Fast forward several years later where I now live in Germany listening to my neighbor’s goat’s bahhhh in the distance and then I remembered the jar with the goat on it and of course my unforgettable first memory of cajeta. I’d read since then that one can make cajeta with fresh goat’s milk and that’s when it dawned on me that I should try and make some of my own. Is it possible? I asked myself. Not having a recipe in my repertoire I quickly googled cajeta and discovered all sorts of sites by, Homesick Texan, Rick Bayless, and A Chica Bakes claiming that it is indeed possible. I rushed over to Maggie the goat farmer who also owns the local neighborhood German restaurant Husarenhof and purchased some goat’s milk from her.
After about three attempts at different recipes I finally came up with a recipe that works for us. I decided to cut open a vanilla bean and adding the tiny beans instead of using vanilla extract. Oh my, so worth the added effort. This recipe is not difficult just time consuming, be prepared to watch over your pot and stir the cajeta for about one hour. It keeps for about two weeks in the fridge if you can keep it that long. After making a batch I put it into a couple of mason jars and enjoy it over everything and with anything: ice cream, strawberries, crepes, and my favorite, by the spoonful.
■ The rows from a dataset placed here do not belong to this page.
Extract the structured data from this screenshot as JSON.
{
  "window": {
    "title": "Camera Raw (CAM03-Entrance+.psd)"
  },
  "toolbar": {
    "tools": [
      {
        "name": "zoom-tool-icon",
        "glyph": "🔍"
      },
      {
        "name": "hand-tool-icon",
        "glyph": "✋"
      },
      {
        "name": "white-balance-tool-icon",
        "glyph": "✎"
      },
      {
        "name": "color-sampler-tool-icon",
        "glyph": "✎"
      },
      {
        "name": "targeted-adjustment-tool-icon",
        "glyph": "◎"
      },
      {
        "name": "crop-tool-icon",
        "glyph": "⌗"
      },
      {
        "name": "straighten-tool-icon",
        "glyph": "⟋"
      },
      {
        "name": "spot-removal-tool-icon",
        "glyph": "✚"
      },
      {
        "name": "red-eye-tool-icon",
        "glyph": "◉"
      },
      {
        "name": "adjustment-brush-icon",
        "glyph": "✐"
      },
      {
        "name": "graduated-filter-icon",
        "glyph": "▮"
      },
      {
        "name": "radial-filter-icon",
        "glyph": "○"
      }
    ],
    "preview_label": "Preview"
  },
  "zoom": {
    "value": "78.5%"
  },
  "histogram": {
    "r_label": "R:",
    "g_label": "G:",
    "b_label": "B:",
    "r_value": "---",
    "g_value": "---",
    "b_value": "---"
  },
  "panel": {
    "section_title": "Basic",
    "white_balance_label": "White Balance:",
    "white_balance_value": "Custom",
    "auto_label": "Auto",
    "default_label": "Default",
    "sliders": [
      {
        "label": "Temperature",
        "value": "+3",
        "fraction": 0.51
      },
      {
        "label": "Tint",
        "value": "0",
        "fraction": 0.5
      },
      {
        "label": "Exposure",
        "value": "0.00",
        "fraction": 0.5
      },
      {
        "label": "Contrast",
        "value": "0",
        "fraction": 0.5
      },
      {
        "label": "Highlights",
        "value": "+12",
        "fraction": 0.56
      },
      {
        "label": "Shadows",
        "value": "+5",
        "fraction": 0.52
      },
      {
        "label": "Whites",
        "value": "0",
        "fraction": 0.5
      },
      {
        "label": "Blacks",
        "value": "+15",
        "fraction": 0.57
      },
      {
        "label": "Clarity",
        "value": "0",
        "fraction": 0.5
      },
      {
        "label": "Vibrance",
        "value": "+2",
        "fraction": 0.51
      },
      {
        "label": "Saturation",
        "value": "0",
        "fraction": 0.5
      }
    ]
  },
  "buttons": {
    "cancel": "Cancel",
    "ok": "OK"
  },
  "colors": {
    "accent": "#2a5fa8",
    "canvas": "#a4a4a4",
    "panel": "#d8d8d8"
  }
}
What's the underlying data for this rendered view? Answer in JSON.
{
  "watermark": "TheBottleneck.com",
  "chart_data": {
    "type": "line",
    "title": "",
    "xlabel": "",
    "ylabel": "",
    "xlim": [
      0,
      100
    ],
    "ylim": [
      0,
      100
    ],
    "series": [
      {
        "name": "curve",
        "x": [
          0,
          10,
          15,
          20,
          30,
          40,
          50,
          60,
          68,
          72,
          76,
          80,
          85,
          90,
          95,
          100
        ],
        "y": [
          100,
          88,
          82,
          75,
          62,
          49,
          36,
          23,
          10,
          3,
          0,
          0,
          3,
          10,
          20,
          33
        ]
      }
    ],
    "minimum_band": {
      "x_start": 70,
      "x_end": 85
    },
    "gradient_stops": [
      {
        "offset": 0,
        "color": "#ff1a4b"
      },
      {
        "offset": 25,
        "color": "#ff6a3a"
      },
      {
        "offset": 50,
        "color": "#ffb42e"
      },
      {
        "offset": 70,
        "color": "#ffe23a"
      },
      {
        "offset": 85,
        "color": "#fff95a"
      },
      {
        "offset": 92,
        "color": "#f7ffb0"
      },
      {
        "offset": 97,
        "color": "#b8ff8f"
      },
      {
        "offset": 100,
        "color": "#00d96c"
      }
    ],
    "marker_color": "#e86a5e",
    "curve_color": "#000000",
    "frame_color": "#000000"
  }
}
My kids love it with bananas, grilled peaches, and with vanilla wafers as mini sandwiches.
Last week I made a fresh batch and my hubby and I had some with fresh strawberries for breakfast, while the kids were still sleeping. It was our little quiet moment and we felt like little kids being very naughty. Oh the simple guilty pleasures.
How do you like your cajeta? We’d love for you to leave us a comment and let us know.
- 4 cups goat’s milk divided
- 1 cup granulated sugar
- ½ teaspoon baking soda
- 1 vanilla bean
- In a bowl whisk the baking soda and ¼ cup of goat’s milk and set aside and reserve.
- Place the remainder of the goat’s milk and sugar in a deep pan, over medium heat and stir until the sugar dissolves. Stir occasionally until the milk begins to bubble, about 15 minutes.
- Remove from the heat and add the reserved milk with the baking soda. Milk may bubble slightly just keep stirring. And then put back over medium heat.
- Cut open the vanilla bean and add to the pot including the pod and cook for about 30 to 45 minutes, stirring occasionally so the sugar does not stick to the pan.
- Once the caramel starts to thicken you need to watch closely, stirring almost constantly until desired consistency. You can now discard the pod.
- Once the back of the spoon is coated with cajeta and it sticks, the cajeta is ready. I like my cajeta a little thinner than normal, because it drizzles better. Once the cajeta sits in the refrigerator for awhile it may thicken slightly. I spoon out only what I plan to use into a ramekin and microwave for about 10 to 15 seconds.
- If your final cajeta becomes too thick add a few drops of water and stir to thin out.
- Note: Goat’s milk can be found at your local super market or specialty stores like Trader Joes or Whole Foods.
Written by Veronica / Photos by Veronica